Organizations moving into an agile development methodology often uncover other processes that can be
accelerated, such as delivery by DevOps and continuous testing. The acceleration set in motion via agile makes it necessary to speed up the release schedule as well.
In order to ensure a successful release, an organization must adopt continuous testing to make sure the conveyer belt does not break down. The modernization maturity model has these three distinct phases:
Agile software development is a different way of thinking about approaching the challenge of development time. Traditionally, applications are developed over a 12-month period and they go through distinct phases:
With agile, the same SDLC basics apply but the cycle is compressed and iterative. This has many advantages such as quicker feedback, the ability to react to the market, the ability to release whenever you want and most importantly, more accurate delivery.
DevOps is aimed at automating all the necessary steps required to take application code and deliver it to the end user. It works like a conveyor belt to move application code through the distinct phases.
These seven distinct phases are often referred to as the DevOps toolchain where a series of processes or “tools” are strung together in order to manage the delivery pipeline. The phases are as follows:
- Verify (test)
- Continuous testing
Continuous testing provides an automated, unobtrusive way to obtain immediate feedback on the business risks associated with a software release candidate. It guides development teams to meet business expectations and helps managers make informed trade-off decisions in order to optimize the business value of a release candidate.

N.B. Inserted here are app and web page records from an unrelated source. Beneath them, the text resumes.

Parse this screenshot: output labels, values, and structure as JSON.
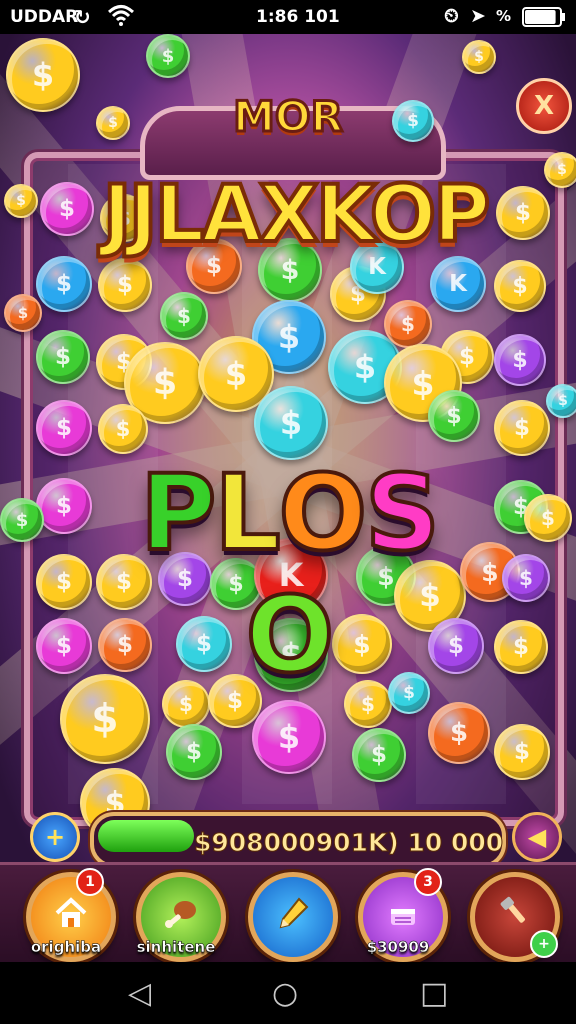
{
  "status_bar": {
    "carrier": "UDDAR",
    "time": "1:86 101",
    "signal": "%",
    "battery_level": 0.9
  },
  "game": {
    "title_top": "MOR",
    "title_main": "JJLAXKOP",
    "big_word_letters": [
      {
        "char": "P",
        "color": "#38d12a"
      },
      {
        "char": "L",
        "color": "#f2e63a"
      },
      {
        "char": "O",
        "color": "#ff8a1a"
      },
      {
        "char": "S",
        "color": "#ff3cc5"
      },
      {
        "char": "O",
        "color": "#6ee32b"
      }
    ],
    "close_label": "X",
    "progress": {
      "value_text": "$908000901K) 10 000",
      "fill_fraction": 0.24
    },
    "left_button_symbol": "+",
    "right_button_symbol": "◀",
    "coin_symbol": "$",
    "coin_symbol_alt": "K",
    "coin_colors": {
      "gold": "#ffcb1f",
      "pink": "#e83ad7",
      "blue": "#2aa8f0",
      "green": "#3fcf33",
      "orange": "#f46a1f",
      "red": "#e8201b",
      "cyan": "#35d2e0",
      "purple": "#a346e8"
    }
  },
  "bottom_nav": [
    {
      "label": "orighiba",
      "icon": "home-icon",
      "badge": "1"
    },
    {
      "label": "sinhitene",
      "icon": "drumstick-icon",
      "badge": ""
    },
    {
      "label": "",
      "icon": "pencil-icon",
      "badge": ""
    },
    {
      "label": "$30909",
      "icon": "cake-icon",
      "badge": "3"
    },
    {
      "label": "",
      "icon": "tool-icon",
      "badge": ""
    }
  ],
  "system_nav": {
    "back": "◁",
    "home": "○",
    "recents": "□"
  }
}
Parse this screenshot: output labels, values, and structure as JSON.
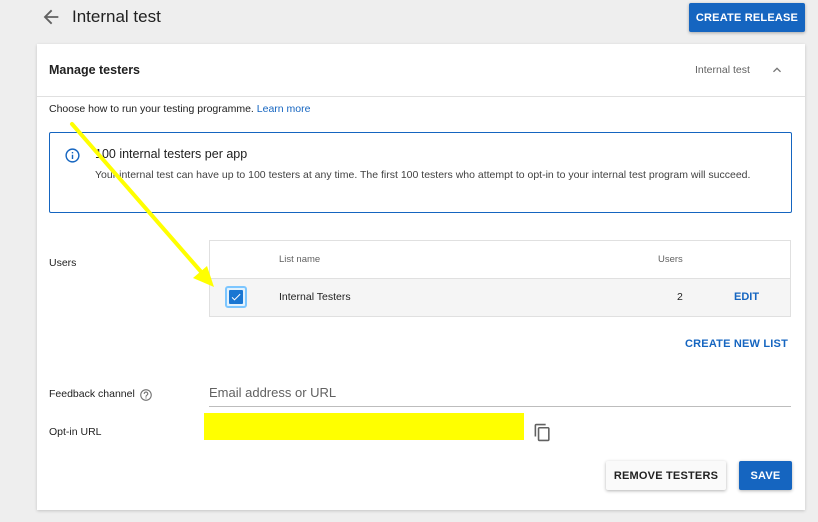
{
  "header": {
    "back_icon": "arrow-back-icon",
    "title": "Internal test",
    "create_release_label": "CREATE RELEASE"
  },
  "manage_testers": {
    "title": "Manage testers",
    "subtitle": "Internal test",
    "collapse_icon": "chevron-up-icon",
    "intro_text": "Choose how to run your testing programme.",
    "learn_more_label": "Learn more"
  },
  "info_box": {
    "icon": "info-icon",
    "title": "100 internal testers per app",
    "body": "Your internal test can have up to 100 testers at any time. The first 100 testers who attempt to opt-in to your internal test program will succeed."
  },
  "users": {
    "label": "Users",
    "columns": [
      "List name",
      "Users"
    ],
    "rows": [
      {
        "checked": true,
        "name": "Internal Testers",
        "count": "2",
        "action": "EDIT"
      }
    ],
    "create_new_list_label": "CREATE NEW LIST"
  },
  "feedback": {
    "label": "Feedback channel",
    "help_icon": "help-circle-icon",
    "value": "",
    "placeholder": "Email address or URL"
  },
  "opt_in": {
    "label": "Opt-in URL",
    "value": "",
    "copy_icon": "copy-icon"
  },
  "actions": {
    "remove_label": "REMOVE TESTERS",
    "save_label": "SAVE"
  },
  "colors": {
    "primary": "#1565c0",
    "redaction": "#ffff00",
    "annotation_arrow": "#ffff00"
  }
}
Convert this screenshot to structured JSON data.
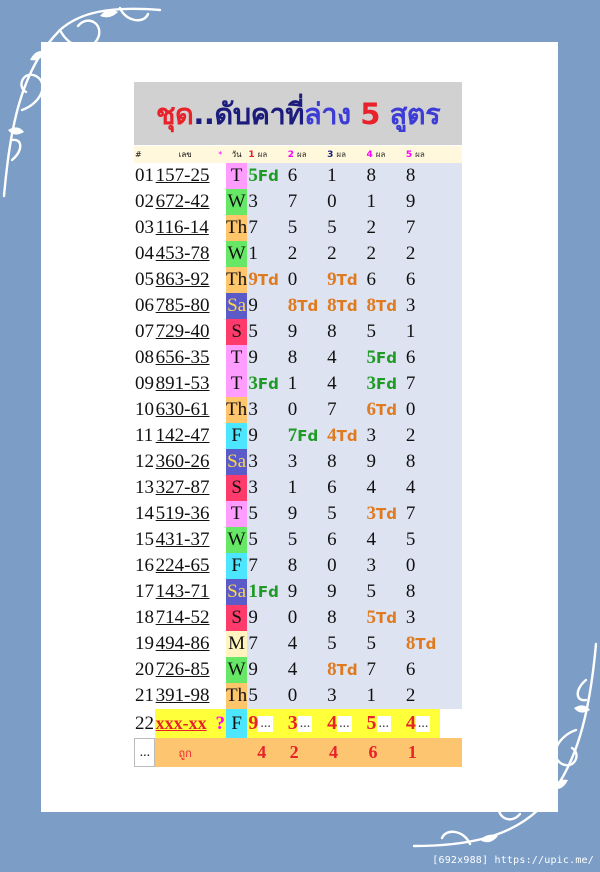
{
  "title": {
    "part1": "ชุด",
    "part2": "..",
    "part3": "ดับคาที่",
    "part4": "ล่าง",
    "part5": "5",
    "part6": "สูตร"
  },
  "header": {
    "no": "#",
    "number": "เลข",
    "star": "*",
    "day": "วัน",
    "formulas": [
      {
        "n": "1",
        "label": "ผล",
        "color": "#e8212b"
      },
      {
        "n": "2",
        "label": "ผล",
        "color": "#ff00ff"
      },
      {
        "n": "3",
        "label": "ผล",
        "color": "#1c1c7c"
      },
      {
        "n": "4",
        "label": "ผล",
        "color": "#ff00ff"
      },
      {
        "n": "5",
        "label": "ผล",
        "color": "#ff00ff"
      }
    ]
  },
  "day_colors": {
    "T": "#ff9cff",
    "W": "#66e866",
    "Th": "#ffc56a",
    "Sa": "#5a5ac8",
    "S": "#ff3b6b",
    "F": "#4de6ff",
    "M": "#fff4c0"
  },
  "rows": [
    {
      "no": "01",
      "num": "157-25",
      "day": "T",
      "f": [
        {
          "d": "5",
          "h": "Fd"
        },
        {
          "d": "6"
        },
        {
          "d": "1"
        },
        {
          "d": "8"
        },
        {
          "d": "8"
        }
      ]
    },
    {
      "no": "02",
      "num": "672-42",
      "day": "W",
      "f": [
        {
          "d": "3"
        },
        {
          "d": "7"
        },
        {
          "d": "0"
        },
        {
          "d": "1"
        },
        {
          "d": "9"
        }
      ]
    },
    {
      "no": "03",
      "num": "116-14",
      "day": "Th",
      "f": [
        {
          "d": "7"
        },
        {
          "d": "5"
        },
        {
          "d": "5"
        },
        {
          "d": "2"
        },
        {
          "d": "7"
        }
      ]
    },
    {
      "no": "04",
      "num": "453-78",
      "day": "W",
      "f": [
        {
          "d": "1"
        },
        {
          "d": "2"
        },
        {
          "d": "2"
        },
        {
          "d": "2"
        },
        {
          "d": "2"
        }
      ]
    },
    {
      "no": "05",
      "num": "863-92",
      "day": "Th",
      "f": [
        {
          "d": "9",
          "h": "Td"
        },
        {
          "d": "0"
        },
        {
          "d": "9",
          "h": "Td"
        },
        {
          "d": "6"
        },
        {
          "d": "6"
        }
      ]
    },
    {
      "no": "06",
      "num": "785-80",
      "day": "Sa",
      "f": [
        {
          "d": "9"
        },
        {
          "d": "8",
          "h": "Td"
        },
        {
          "d": "8",
          "h": "Td"
        },
        {
          "d": "8",
          "h": "Td"
        },
        {
          "d": "3"
        }
      ]
    },
    {
      "no": "07",
      "num": "729-40",
      "day": "S",
      "f": [
        {
          "d": "5"
        },
        {
          "d": "9"
        },
        {
          "d": "8"
        },
        {
          "d": "5"
        },
        {
          "d": "1"
        }
      ]
    },
    {
      "no": "08",
      "num": "656-35",
      "day": "T",
      "f": [
        {
          "d": "9"
        },
        {
          "d": "8"
        },
        {
          "d": "4"
        },
        {
          "d": "5",
          "h": "Fd"
        },
        {
          "d": "6"
        }
      ]
    },
    {
      "no": "09",
      "num": "891-53",
      "day": "T",
      "f": [
        {
          "d": "3",
          "h": "Fd"
        },
        {
          "d": "1"
        },
        {
          "d": "4"
        },
        {
          "d": "3",
          "h": "Fd"
        },
        {
          "d": "7"
        }
      ]
    },
    {
      "no": "10",
      "num": "630-61",
      "day": "Th",
      "f": [
        {
          "d": "3"
        },
        {
          "d": "0"
        },
        {
          "d": "7"
        },
        {
          "d": "6",
          "h": "Td"
        },
        {
          "d": "0"
        }
      ]
    },
    {
      "no": "11",
      "num": "142-47",
      "day": "F",
      "f": [
        {
          "d": "9"
        },
        {
          "d": "7",
          "h": "Fd"
        },
        {
          "d": "4",
          "h": "Td"
        },
        {
          "d": "3"
        },
        {
          "d": "2"
        }
      ]
    },
    {
      "no": "12",
      "num": "360-26",
      "day": "Sa",
      "f": [
        {
          "d": "3"
        },
        {
          "d": "3"
        },
        {
          "d": "8"
        },
        {
          "d": "9"
        },
        {
          "d": "8"
        }
      ]
    },
    {
      "no": "13",
      "num": "327-87",
      "day": "S",
      "f": [
        {
          "d": "3"
        },
        {
          "d": "1"
        },
        {
          "d": "6"
        },
        {
          "d": "4"
        },
        {
          "d": "4"
        }
      ]
    },
    {
      "no": "14",
      "num": "519-36",
      "day": "T",
      "f": [
        {
          "d": "5"
        },
        {
          "d": "9"
        },
        {
          "d": "5"
        },
        {
          "d": "3",
          "h": "Td"
        },
        {
          "d": "7"
        }
      ]
    },
    {
      "no": "15",
      "num": "431-37",
      "day": "W",
      "f": [
        {
          "d": "5"
        },
        {
          "d": "5"
        },
        {
          "d": "6"
        },
        {
          "d": "4"
        },
        {
          "d": "5"
        }
      ]
    },
    {
      "no": "16",
      "num": "224-65",
      "day": "F",
      "f": [
        {
          "d": "7"
        },
        {
          "d": "8"
        },
        {
          "d": "0"
        },
        {
          "d": "3"
        },
        {
          "d": "0"
        }
      ]
    },
    {
      "no": "17",
      "num": "143-71",
      "day": "Sa",
      "f": [
        {
          "d": "1",
          "h": "Fd"
        },
        {
          "d": "9"
        },
        {
          "d": "9"
        },
        {
          "d": "5"
        },
        {
          "d": "8"
        }
      ]
    },
    {
      "no": "18",
      "num": "714-52",
      "day": "S",
      "f": [
        {
          "d": "9"
        },
        {
          "d": "0"
        },
        {
          "d": "8"
        },
        {
          "d": "5",
          "h": "Td"
        },
        {
          "d": "3"
        }
      ]
    },
    {
      "no": "19",
      "num": "494-86",
      "day": "M",
      "f": [
        {
          "d": "7"
        },
        {
          "d": "4"
        },
        {
          "d": "5"
        },
        {
          "d": "5"
        },
        {
          "d": "8",
          "h": "Td"
        }
      ]
    },
    {
      "no": "20",
      "num": "726-85",
      "day": "W",
      "f": [
        {
          "d": "9"
        },
        {
          "d": "4"
        },
        {
          "d": "8",
          "h": "Td"
        },
        {
          "d": "7"
        },
        {
          "d": "6"
        }
      ]
    },
    {
      "no": "21",
      "num": "391-98",
      "day": "Th",
      "f": [
        {
          "d": "5"
        },
        {
          "d": "0"
        },
        {
          "d": "3"
        },
        {
          "d": "1"
        },
        {
          "d": "2"
        }
      ]
    }
  ],
  "prediction": {
    "no": "22",
    "num": "xxx-xx",
    "mark": "?",
    "day": "F",
    "f": [
      "9",
      "3",
      "4",
      "5",
      "4"
    ],
    "dots": "..."
  },
  "score": {
    "ellipsis": "...",
    "label": "ถูก",
    "values": [
      "4",
      "2",
      "4",
      "6",
      "1"
    ]
  },
  "watermark": "[692x988] https://upic.me/"
}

Continuous testing isn’t simply more test automation. Given the business expectations at each stage of the SDLC, continuous testing delivers a quantitative assessment of risk as well as actionable tasks that help mitigate risks before they progress to the next stage of the SDLC.